Washington: An analysis written for an influential bloc of US House conservatives derides a key component of a new Republican plan to replace Obamacare, faulting a provision offering tax credits to individuals who wouldn’t otherwise have access to health insurance.
Prepared for the Republican Study Committee, a group of about 170 House conservatives, the staff report called the refundable tax credits “a Republican welfare entitlement.”
“Writing checks to individuals to purchase insurance is, in principle, Obamacare,” says the memo, which was obtained by Bloomberg News.
Republicans Monday unveiled their long-awaited legislation to replace former President Barack Obama’s Affordable Care Act, proposing to phase out key parts of the health care law over several years as they try to break through a stalemate between moderates and conservatives in their party.
But conservative Senator Rand Paul of Kentucky also blasted GOP leaders’ new draft on Tuesday morning. He wrote on Twitter that it is “Obamacare Lite. It will not pass.” Conservatives, he added “are not going to take it.”
The Republican Study Committee’s staff analysis of the proposal said there are “major concerns” with the legislation’s continuation of Medicaid expansion, and a lack of clarity on how language preventing the use of the tax credit money for abortions can be guaranteed.
The Energy & Commerce and Ways & Means committees are scheduled to hold initial hearings on the legislation as early as Wednesday.
The staff analysis says the legislation contains the same tax credits as a 10 February draft criticized by many conservatives. However, it also includes a phase out of the credit for individuals earning more than $75,000 ($150,000 for joint filers). This would reduce the value of the credit by 10% of the amount by which an individual’s income exceeds the income threshold, the evaluation says.
While that allows more choices for individuals, and is more patient-centered, it “is fundamentally grounded on the idea that the federal government should fund insurance purchases,” the staff report says.
The review also notes the new plan maintains the expansion of Medicaid “as-is through the end of 2019.” After that the federal government would start to reimburse states at a lower rate for new enrollees. That means the expansion would continue to grow for three years, then phase out over 5 years.

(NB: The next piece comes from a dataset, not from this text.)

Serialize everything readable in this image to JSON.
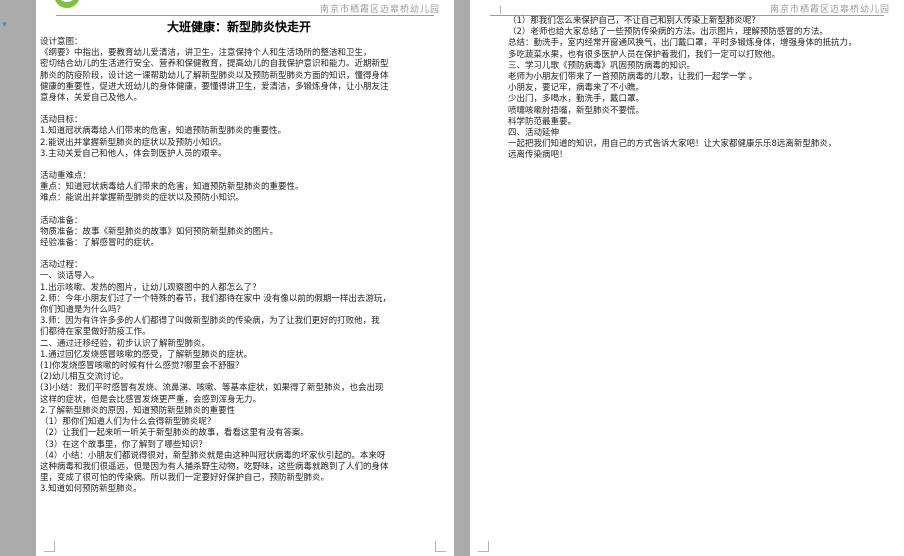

But such an ongoing expansion—even for three years—means the Republican proposal would “continue to contribute to the worsening of the federal and state budgets by incentivizing states to maintain expansion or to initiate new expansions and leaving the federal government picking up the majority of the bill,” the staff memo says.
“It is doubtful that a future Congress will allow the reduction in enhanced payments to occur,” the memo says.
The committee staff said the reason for the delay “is to avoid the political consequences and pain of unwinding expansion, especially in Republican-held states with upcoming gubernatorial contests,” and “prevents state budgets from incurring major new costs with little runway.”
“It is unlikely that any future Congress will have a stronger political will in terms of reforming Obamacare entitlements than the sitting Congress—thus it is unlikely that the expansion repeal will ever be implemented in reality,” the evaluation warns.
The staff analysis also notes the bill attempts to provide “guardrails” intended to prevent the tax credits from being used to pay for abortions, though “it is unclear if the language can survive” reconciliation rules under Senate requirements.
There was no immediate comment on the evaluation from the chairman of the committee, Representative Mark Walker of North Carolina. He said earlier that he would be meeting with the group’s steering committee on Tuesday about the bills. Bloomberg